> Your instructions: Return the entries exactly. Images are not part of the copy.

----

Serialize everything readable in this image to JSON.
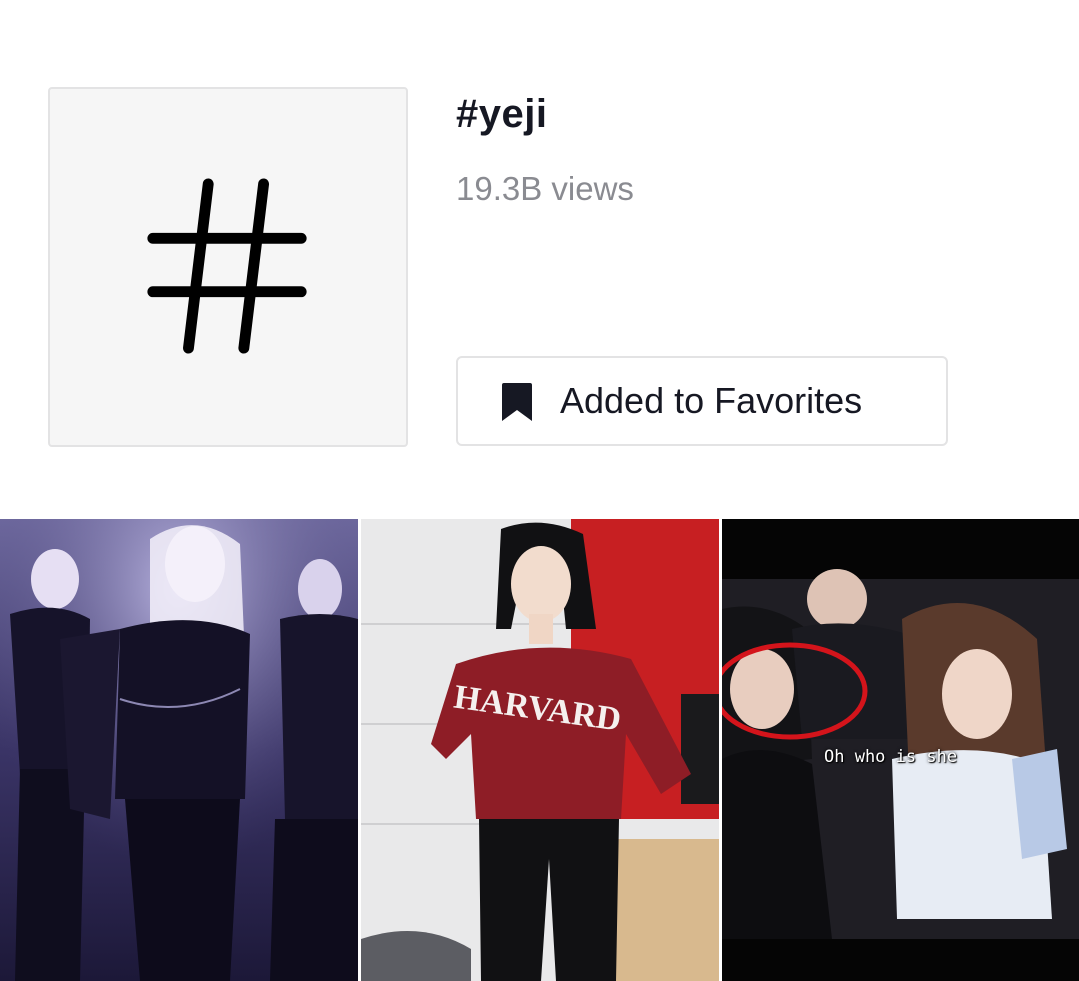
{
  "hashtag": {
    "icon": "hashtag-icon",
    "title": "#yeji",
    "views": "19.3B views"
  },
  "favorite_button": {
    "icon": "bookmark-filled-icon",
    "label": "Added to Favorites"
  },
  "videos": [
    {
      "id": "video-1",
      "caption": ""
    },
    {
      "id": "video-2",
      "caption": ""
    },
    {
      "id": "video-3",
      "caption": "Oh who is she"
    }
  ],
  "colors": {
    "text_primary": "#161823",
    "text_secondary": "#8a8b91",
    "border": "#e3e3e4",
    "tile_bg": "#f6f6f6",
    "annotation_red": "#d4141b"
  }
}
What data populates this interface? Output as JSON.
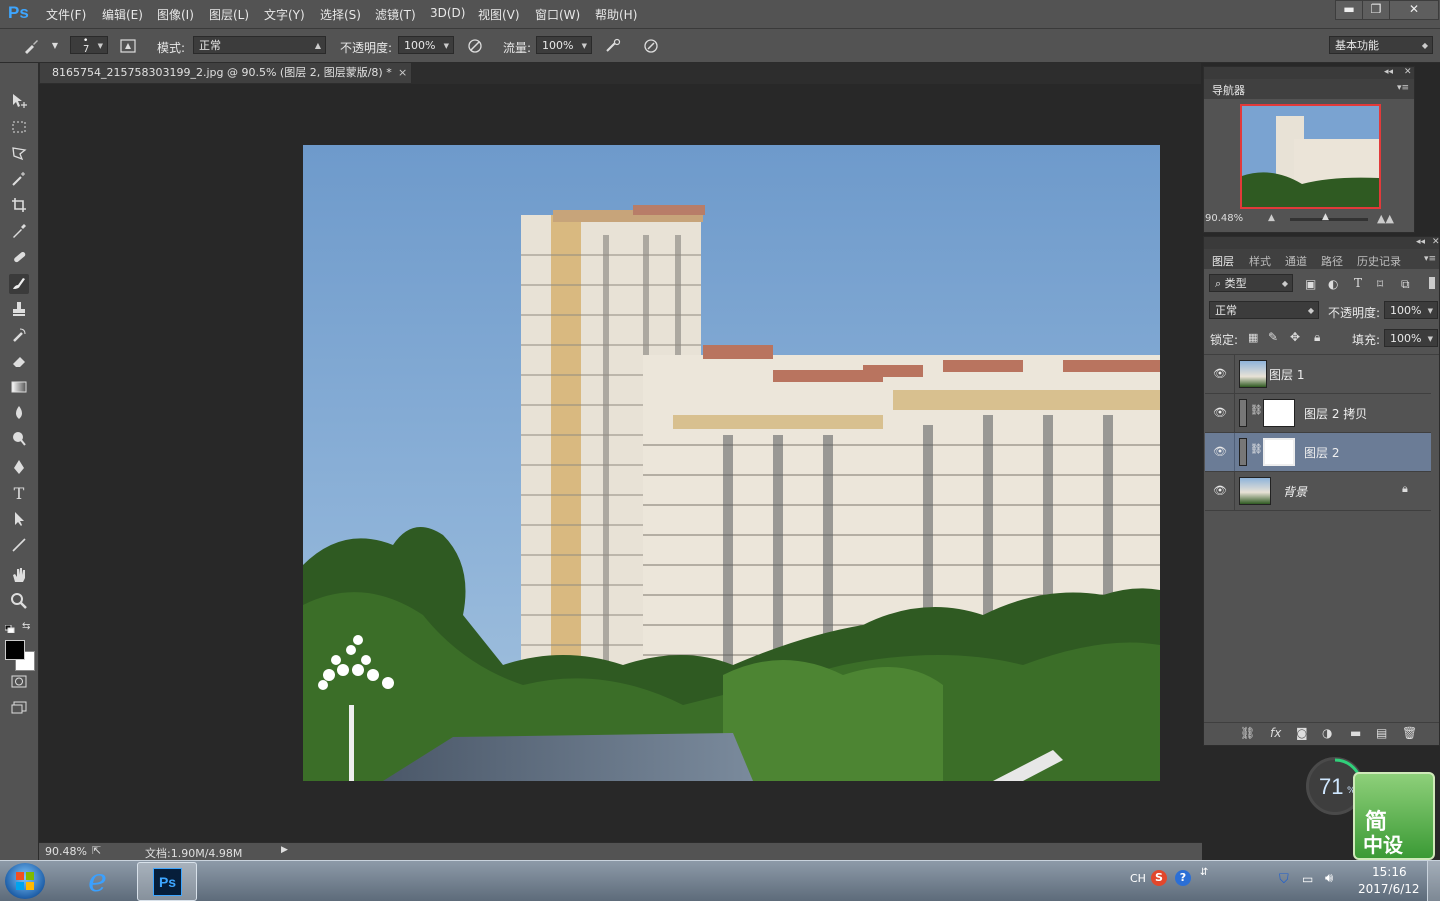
{
  "app": {
    "logo": "Ps"
  },
  "menu": [
    "文件(F)",
    "编辑(E)",
    "图像(I)",
    "图层(L)",
    "文字(Y)",
    "选择(S)",
    "滤镜(T)",
    "3D(D)",
    "视图(V)",
    "窗口(W)",
    "帮助(H)"
  ],
  "window_controls": {
    "minimize": "▬",
    "restore": "❐",
    "close": "✕"
  },
  "options": {
    "brush_size": "7",
    "mode_label": "模式:",
    "mode_value": "正常",
    "opacity_label": "不透明度:",
    "opacity_value": "100%",
    "flow_label": "流量:",
    "flow_value": "100%",
    "workspace": "基本功能"
  },
  "document": {
    "tab_title": "8165754_215758303199_2.jpg @ 90.5% (图层 2, 图层蒙版/8) *",
    "tab_close": "×"
  },
  "status": {
    "zoom": "90.48%",
    "doc_size": "文档:1.90M/4.98M"
  },
  "navigator": {
    "title": "导航器",
    "zoom": "90.48%"
  },
  "layers_panel": {
    "tabs": [
      "图层",
      "样式",
      "通道",
      "路径",
      "历史记录"
    ],
    "filter_kind": "类型",
    "blend_mode": "正常",
    "opacity_label": "不透明度:",
    "opacity_value": "100%",
    "lock_label": "锁定:",
    "fill_label": "填充:",
    "fill_value": "100%",
    "layers": [
      {
        "name": "图层 1"
      },
      {
        "name": "图层 2 拷贝"
      },
      {
        "name": "图层 2"
      },
      {
        "name": "背景"
      }
    ]
  },
  "overlay": {
    "percent": "71",
    "percent_sign": "%",
    "brand_line1": "简",
    "brand_line2": "中设"
  },
  "taskbar": {
    "ie_label": "e",
    "ps_label": "Ps",
    "lang": "CH",
    "time": "15:16",
    "date": "2017/6/12"
  }
}
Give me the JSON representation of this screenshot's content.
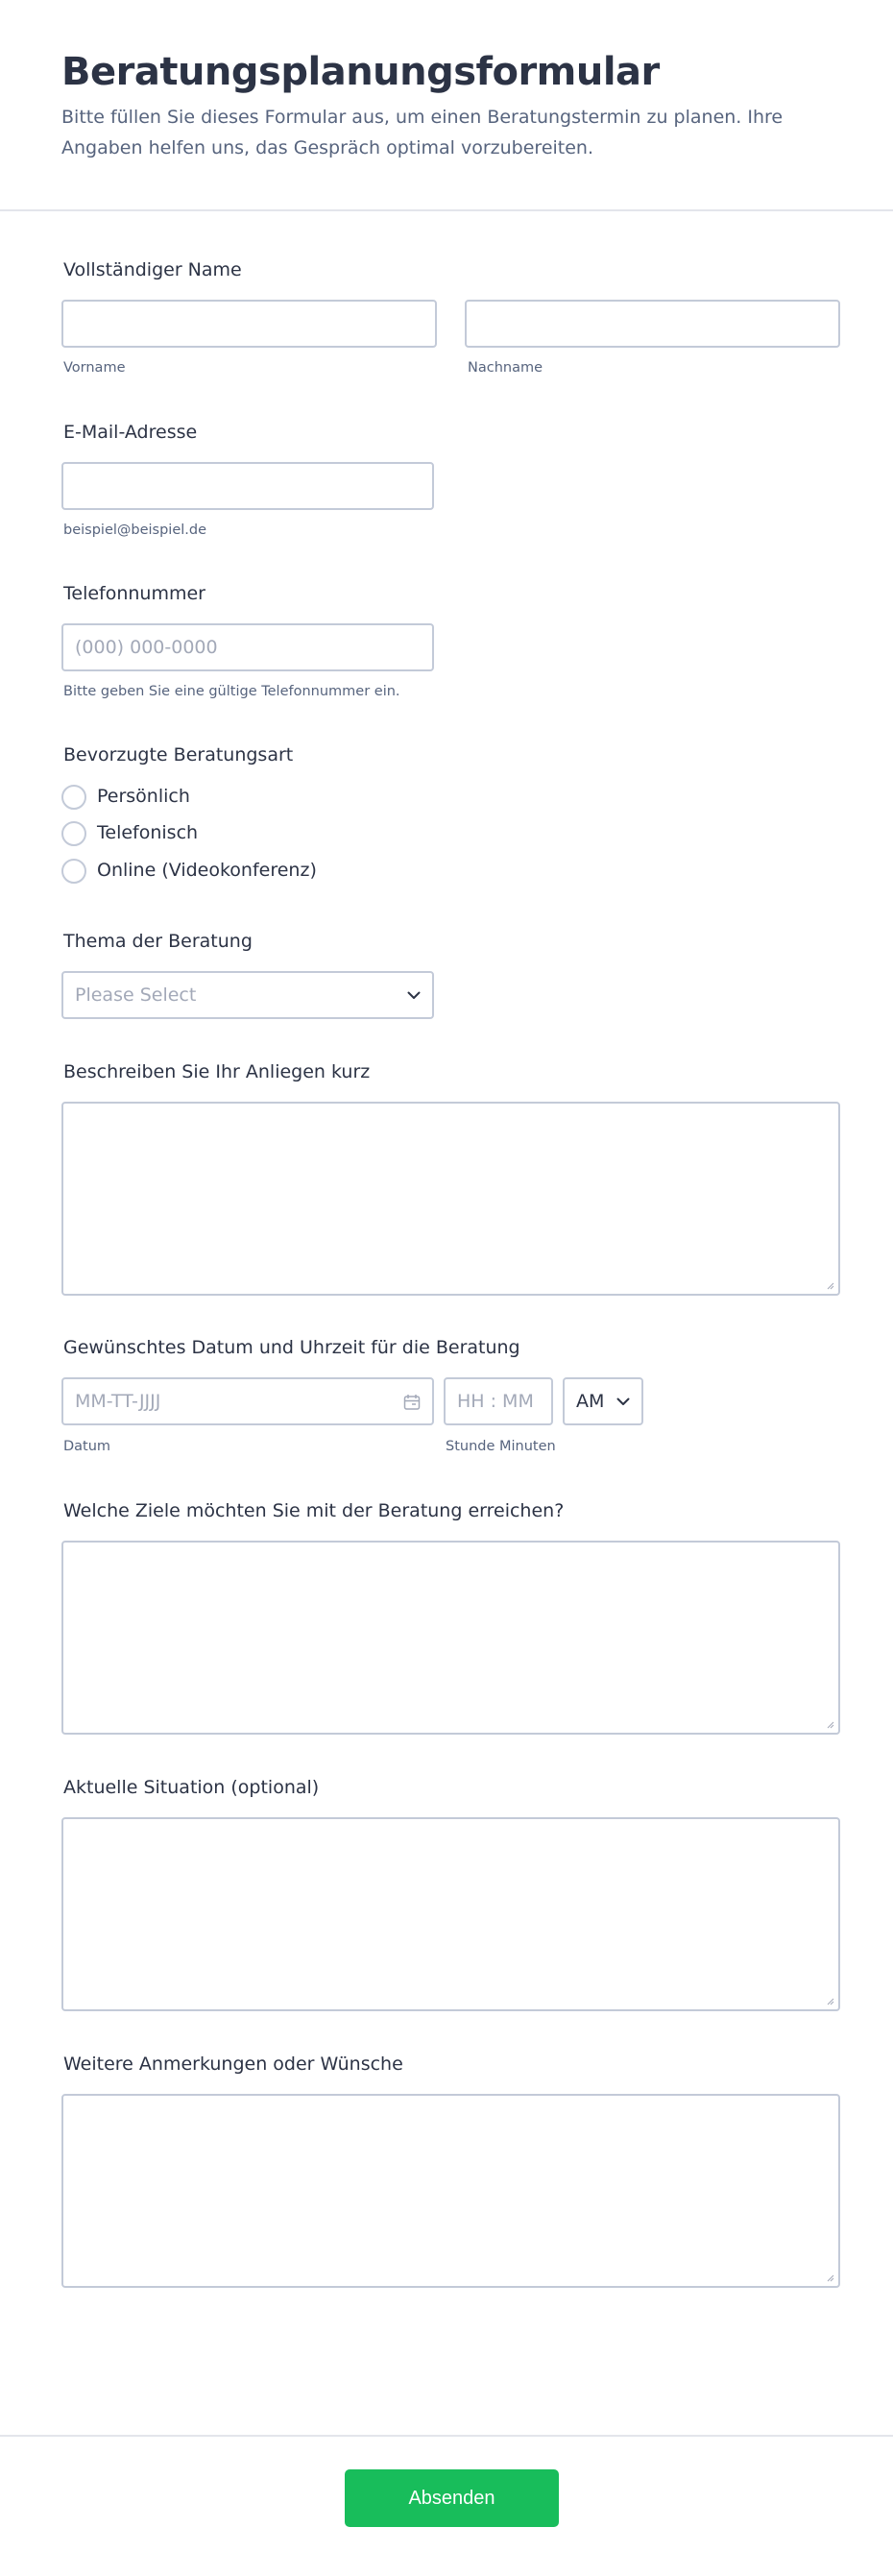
{
  "form": {
    "title": "Beratungsplanungsformular",
    "subtitle": "Bitte füllen Sie dieses Formular aus, um einen Beratungstermin zu planen. Ihre Angaben helfen uns, das Gespräch optimal vorzubereiten."
  },
  "name": {
    "label": "Vollständiger Name",
    "first_sublabel": "Vorname",
    "last_sublabel": "Nachname",
    "first_value": "",
    "last_value": ""
  },
  "email": {
    "label": "E-Mail-Adresse",
    "sublabel": "beispiel@beispiel.de",
    "value": ""
  },
  "phone": {
    "label": "Telefonnummer",
    "placeholder": "(000) 000-0000",
    "sublabel": "Bitte geben Sie eine gültige Telefonnummer ein."
  },
  "consult_type": {
    "label": "Bevorzugte Beratungsart",
    "options": [
      "Persönlich",
      "Telefonisch",
      "Online (Videokonferenz)"
    ]
  },
  "topic": {
    "label": "Thema der Beratung",
    "placeholder": "Please Select"
  },
  "concern": {
    "label": "Beschreiben Sie Ihr Anliegen kurz"
  },
  "datetime": {
    "label": "Gewünschtes Datum und Uhrzeit für die Beratung",
    "date_placeholder": "MM-TT-JJJJ",
    "time_placeholder": "HH : MM",
    "ampm_value": "AM",
    "date_sublabel": "Datum",
    "time_sublabel": "Stunde Minuten"
  },
  "goals": {
    "label": "Welche Ziele möchten Sie mit der Beratung erreichen?"
  },
  "situation": {
    "label": "Aktuelle Situation (optional)"
  },
  "remarks": {
    "label": "Weitere Anmerkungen oder Wünsche"
  },
  "submit": {
    "label": "Absenden"
  },
  "colors": {
    "accent": "#18bd5b",
    "title": "#2c3345",
    "muted": "#57647e",
    "border": "#c3cad8",
    "placeholder": "#a3a9b8"
  },
  "icons": {
    "select_chevron": "chevron-down-icon",
    "ampm_chevron": "chevron-down-icon",
    "calendar": "calendar-icon",
    "resize": "resize-handle-icon"
  }
}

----

> Answer section:
Serialize everything readable in this image to JSON.
{
  "hashtag": {
    "icon": "hashtag-icon",
    "title": "#yeji",
    "views": "19.3B views"
  },
  "favorite_button": {
    "icon": "bookmark-filled-icon",
    "label": "Added to Favorites"
  },
  "videos": [
    {
      "id": "video-1",
      "caption": ""
    },
    {
      "id": "video-2",
      "caption": ""
    },
    {
      "id": "video-3",
      "caption": "Oh who is she"
    }
  ],
  "colors": {
    "text_primary": "#161823",
    "text_secondary": "#8a8b91",
    "border": "#e3e3e4",
    "tile_bg": "#f6f6f6",
    "annotation_red": "#d4141b"
  }
}
What data populates this interface? Output as JSON.
{
  "app": {
    "logo": "Ps"
  },
  "menu": [
    "文件(F)",
    "编辑(E)",
    "图像(I)",
    "图层(L)",
    "文字(Y)",
    "选择(S)",
    "滤镜(T)",
    "3D(D)",
    "视图(V)",
    "窗口(W)",
    "帮助(H)"
  ],
  "window_controls": {
    "minimize": "▬",
    "restore": "❐",
    "close": "✕"
  },
  "options": {
    "brush_size": "7",
    "mode_label": "模式:",
    "mode_value": "正常",
    "opacity_label": "不透明度:",
    "opacity_value": "100%",
    "flow_label": "流量:",
    "flow_value": "100%",
    "workspace": "基本功能"
  },
  "document": {
    "tab_title": "8165754_215758303199_2.jpg @ 90.5% (图层 2, 图层蒙版/8) *",
    "tab_close": "×"
  },
  "status": {
    "zoom": "90.48%",
    "doc_size": "文档:1.90M/4.98M"
  },
  "navigator": {
    "title": "导航器",
    "zoom": "90.48%"
  },
  "layers_panel": {
    "tabs": [
      "图层",
      "样式",
      "通道",
      "路径",
      "历史记录"
    ],
    "filter_kind": "类型",
    "blend_mode": "正常",
    "opacity_label": "不透明度:",
    "opacity_value": "100%",
    "lock_label": "锁定:",
    "fill_label": "填充:",
    "fill_value": "100%",
    "layers": [
      {
        "name": "图层 1"
      },
      {
        "name": "图层 2 拷贝"
      },
      {
        "name": "图层 2"
      },
      {
        "name": "背景"
      }
    ]
  },
  "overlay": {
    "percent": "71",
    "percent_sign": "%",
    "brand_line1": "简",
    "brand_line2": "中设"
  },
  "taskbar": {
    "ie_label": "e",
    "ps_label": "Ps",
    "lang": "CH",
    "time": "15:16",
    "date": "2017/6/12"
  }
}
Give me the JSON representation of this screenshot's content.
{
  "form": {
    "title": "Beratungsplanungsformular",
    "subtitle": "Bitte füllen Sie dieses Formular aus, um einen Beratungstermin zu planen. Ihre Angaben helfen uns, das Gespräch optimal vorzubereiten."
  },
  "name": {
    "label": "Vollständiger Name",
    "first_sublabel": "Vorname",
    "last_sublabel": "Nachname",
    "first_value": "",
    "last_value": ""
  },
  "email": {
    "label": "E-Mail-Adresse",
    "sublabel": "beispiel@beispiel.de",
    "value": ""
  },
  "phone": {
    "label": "Telefonnummer",
    "placeholder": "(000) 000-0000",
    "sublabel": "Bitte geben Sie eine gültige Telefonnummer ein."
  },
  "consult_type": {
    "label": "Bevorzugte Beratungsart",
    "options": [
      "Persönlich",
      "Telefonisch",
      "Online (Videokonferenz)"
    ]
  },
  "topic": {
    "label": "Thema der Beratung",
    "placeholder": "Please Select"
  },
  "concern": {
    "label": "Beschreiben Sie Ihr Anliegen kurz"
  },
  "datetime": {
    "label": "Gewünschtes Datum und Uhrzeit für die Beratung",
    "date_placeholder": "MM-TT-JJJJ",
    "time_placeholder": "HH : MM",
    "ampm_value": "AM",
    "date_sublabel": "Datum",
    "time_sublabel": "Stunde Minuten"
  },
  "goals": {
    "label": "Welche Ziele möchten Sie mit der Beratung erreichen?"
  },
  "situation": {
    "label": "Aktuelle Situation (optional)"
  },
  "remarks": {
    "label": "Weitere Anmerkungen oder Wünsche"
  },
  "submit": {
    "label": "Absenden"
  },
  "colors": {
    "accent": "#18bd5b",
    "title": "#2c3345",
    "muted": "#57647e",
    "border": "#c3cad8",
    "placeholder": "#a3a9b8"
  },
  "icons": {
    "select_chevron": "chevron-down-icon",
    "ampm_chevron": "chevron-down-icon",
    "calendar": "calendar-icon",
    "resize": "resize-handle-icon"
  }
}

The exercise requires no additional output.